=== TASK DESCRIPTION ===
Scan the entries below and extract each line with the word "管理栏目" in it.

=== EXCERPTED RECORDS ===
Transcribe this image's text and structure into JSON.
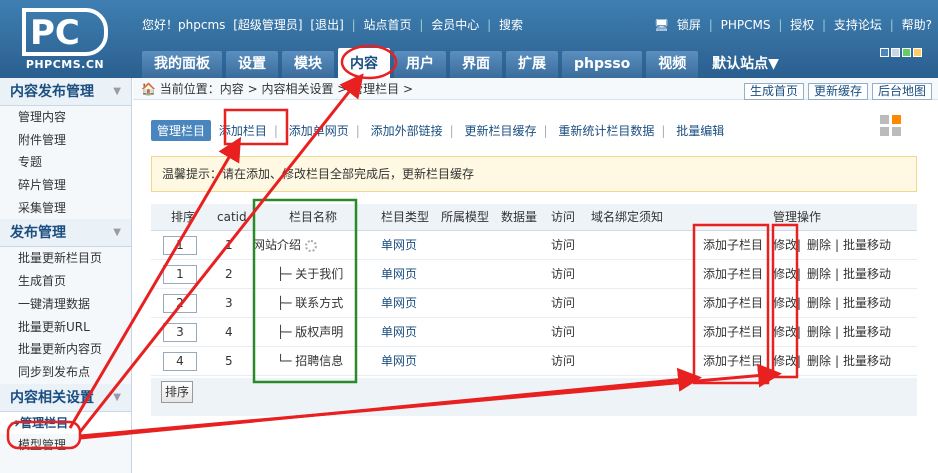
{
  "logo": {
    "mark": "PC",
    "domain": "PHPCMS.CN"
  },
  "topbar": {
    "greeting": "您好！phpcms",
    "role": "[超级管理员]",
    "logout": "[退出]",
    "links": [
      "站点首页",
      "会员中心",
      "搜索"
    ]
  },
  "topright": {
    "items": [
      "锁屏",
      "PHPCMS",
      "授权",
      "支持论坛",
      "帮助?"
    ]
  },
  "nav": {
    "tabs": [
      "我的面板",
      "设置",
      "模块",
      "内容",
      "用户",
      "界面",
      "扩展",
      "phpsso",
      "视频"
    ],
    "active": "内容",
    "site_selector": "默认站点"
  },
  "colors": {
    "accent": "#2a5f8f",
    "highlight_red": "#e82020",
    "highlight_green": "#2a8a2a",
    "tips_bg": "#fff9e3"
  },
  "sidebar": {
    "groups": [
      {
        "title": "内容发布管理",
        "items": [
          "管理内容",
          "附件管理",
          "专题",
          "碎片管理",
          "采集管理"
        ]
      },
      {
        "title": "发布管理",
        "items": [
          "批量更新栏目页",
          "生成首页",
          "一键清理数据",
          "批量更新URL",
          "批量更新内容页",
          "同步到发布点"
        ]
      },
      {
        "title": "内容相关设置",
        "items": [
          "管理栏目",
          "模型管理"
        ]
      }
    ],
    "active_item": "管理栏目"
  },
  "breadcrumb": {
    "text": "当前位置：内容 > 内容相关设置 > 管理栏目 >",
    "buttons": [
      "生成首页",
      "更新缓存",
      "后台地图"
    ]
  },
  "subnav": {
    "items": [
      "管理栏目",
      "添加栏目",
      "添加单网页",
      "添加外部链接",
      "更新栏目缓存",
      "重新统计栏目数据",
      "批量编辑"
    ],
    "current": "管理栏目"
  },
  "tips": {
    "text": "温馨提示：请在添加、修改栏目全部完成后，更新栏目缓存"
  },
  "table": {
    "headers": [
      "排序",
      "catid",
      "栏目名称",
      "栏目类型",
      "所属模型",
      "数据量",
      "访问",
      "域名绑定须知",
      "管理操作"
    ],
    "rows": [
      {
        "order": "1",
        "catid": "1",
        "name": "网站介绍",
        "type": "单网页",
        "model": "",
        "count": "",
        "visit": "访问",
        "add_child": "添加子栏目",
        "edit": "修改",
        "delete": "删除",
        "move": "批量移动"
      },
      {
        "order": "1",
        "catid": "2",
        "name": "├─ 关于我们",
        "type": "单网页",
        "model": "",
        "count": "",
        "visit": "访问",
        "add_child": "添加子栏目",
        "edit": "修改",
        "delete": "删除",
        "move": "批量移动"
      },
      {
        "order": "2",
        "catid": "3",
        "name": "├─ 联系方式",
        "type": "单网页",
        "model": "",
        "count": "",
        "visit": "访问",
        "add_child": "添加子栏目",
        "edit": "修改",
        "delete": "删除",
        "move": "批量移动"
      },
      {
        "order": "3",
        "catid": "4",
        "name": "├─ 版权声明",
        "type": "单网页",
        "model": "",
        "count": "",
        "visit": "访问",
        "add_child": "添加子栏目",
        "edit": "修改",
        "delete": "删除",
        "move": "批量移动"
      },
      {
        "order": "4",
        "catid": "5",
        "name": "└─ 招聘信息",
        "type": "单网页",
        "model": "",
        "count": "",
        "visit": "访问",
        "add_child": "添加子栏目",
        "edit": "修改",
        "delete": "删除",
        "move": "批量移动"
      }
    ],
    "sort_button": "排序"
  }
}
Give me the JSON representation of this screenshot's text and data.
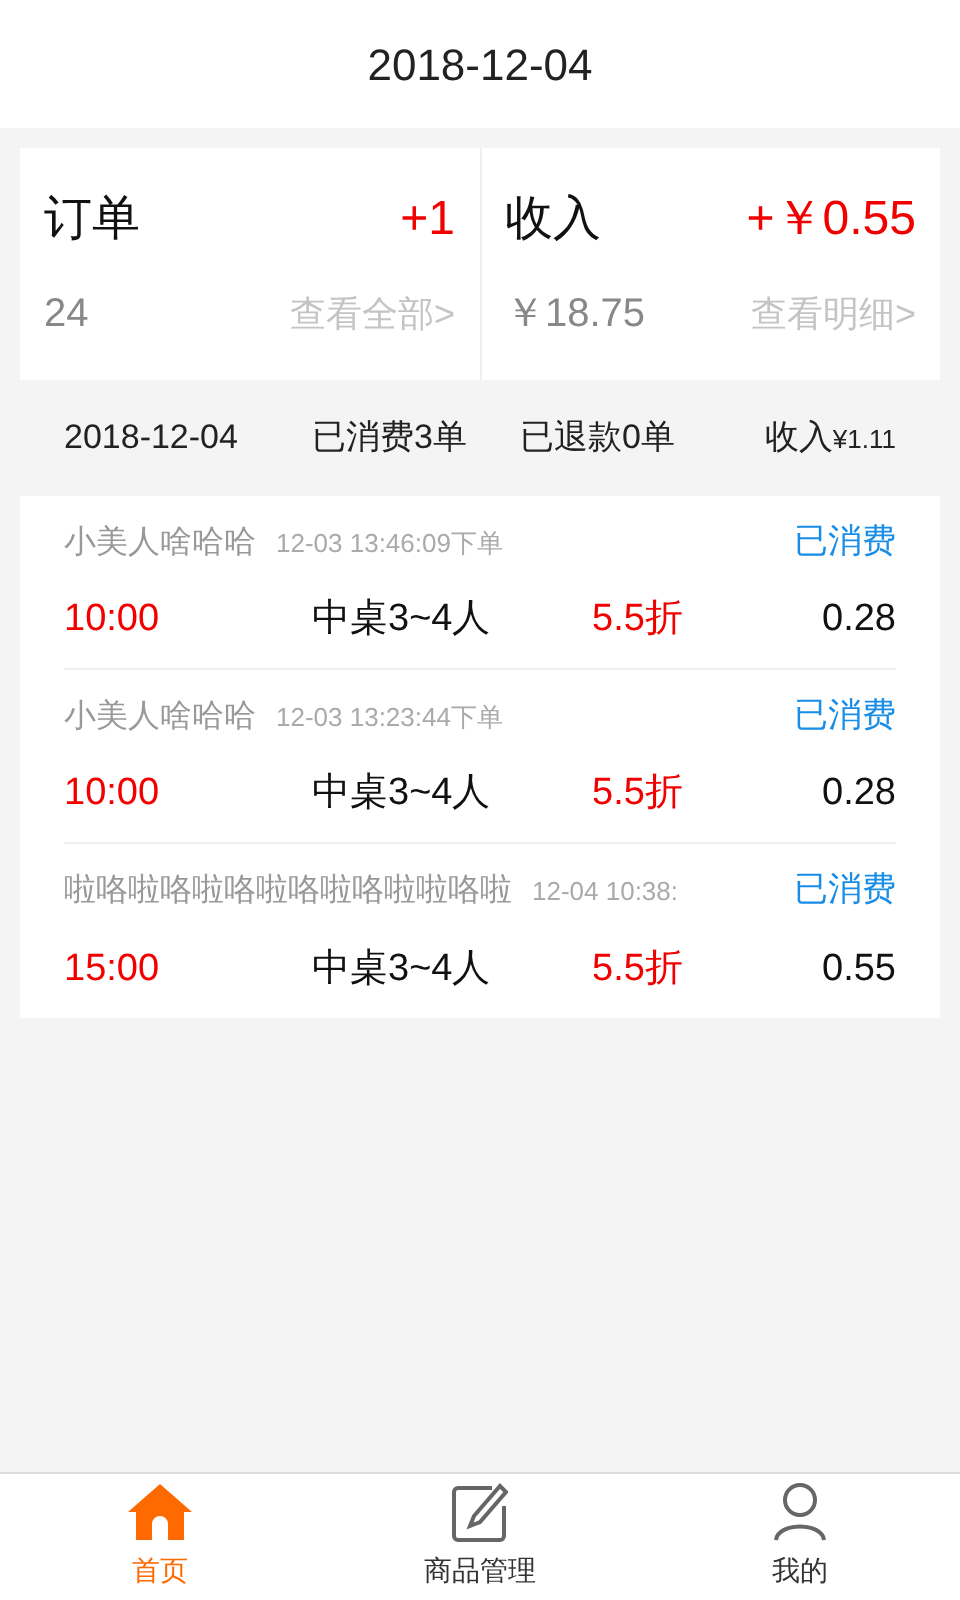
{
  "header": {
    "title": "2018-12-04"
  },
  "summary": [
    {
      "label": "订单",
      "delta": "+1",
      "value": "24",
      "link": "查看全部>"
    },
    {
      "label": "收入",
      "delta": "+￥0.55",
      "value": "￥18.75",
      "link": "查看明细>"
    }
  ],
  "day_bar": {
    "date": "2018-12-04",
    "consumed": "已消费3单",
    "refunded": "已退款0单",
    "income_label": "收入",
    "income_value": "¥1.11"
  },
  "orders": [
    {
      "name": "小美人啥哈哈",
      "time": "12-03 13:46:09下单",
      "status": "已消费",
      "slot": "10:00",
      "table": "中桌3~4人",
      "discount": "5.5折",
      "amount": "0.28"
    },
    {
      "name": "小美人啥哈哈",
      "time": "12-03 13:23:44下单",
      "status": "已消费",
      "slot": "10:00",
      "table": "中桌3~4人",
      "discount": "5.5折",
      "amount": "0.28"
    },
    {
      "name": "啦咯啦咯啦咯啦咯啦咯啦啦咯啦",
      "time": "12-04 10:38:",
      "status": "已消费",
      "slot": "15:00",
      "table": "中桌3~4人",
      "discount": "5.5折",
      "amount": "0.55"
    }
  ],
  "tabs": [
    {
      "kind": "home",
      "label": "首页",
      "selected": true
    },
    {
      "kind": "edit",
      "label": "商品管理",
      "selected": false
    },
    {
      "kind": "user",
      "label": "我的",
      "selected": false
    }
  ]
}
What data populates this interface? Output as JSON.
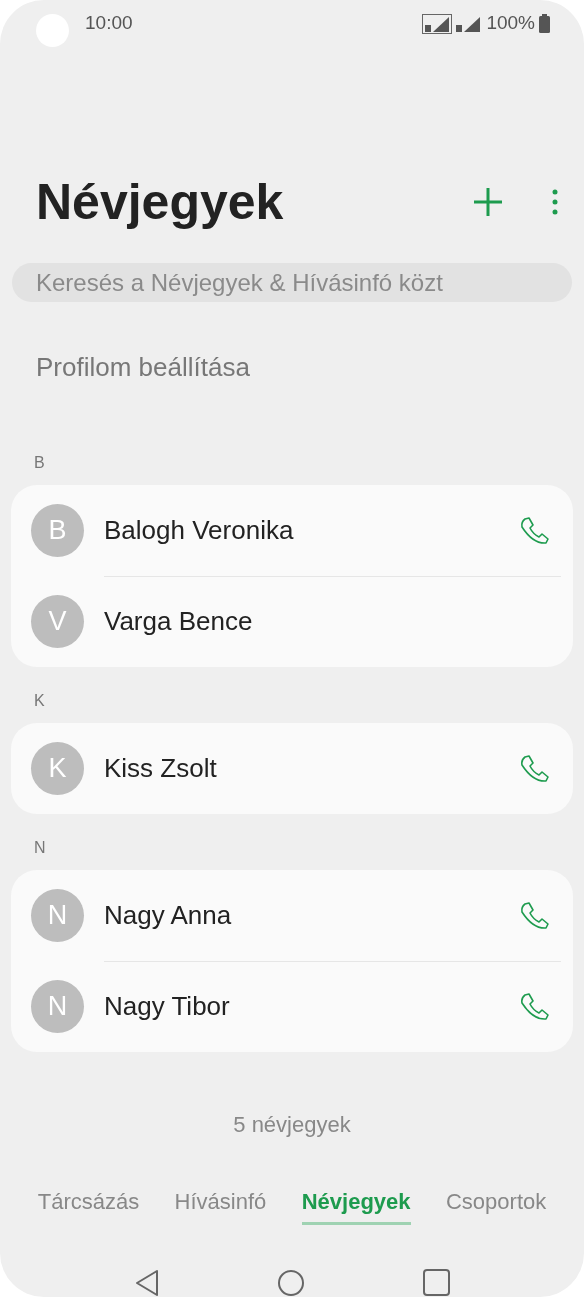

=== ANSWER BOX ===
          "管理栏目",
    "active_item": "管理栏目"
    "text": "当前位置：内容 > 内容相关设置 > 管理栏目 >",
      "管理栏目",
    "current": "管理栏目"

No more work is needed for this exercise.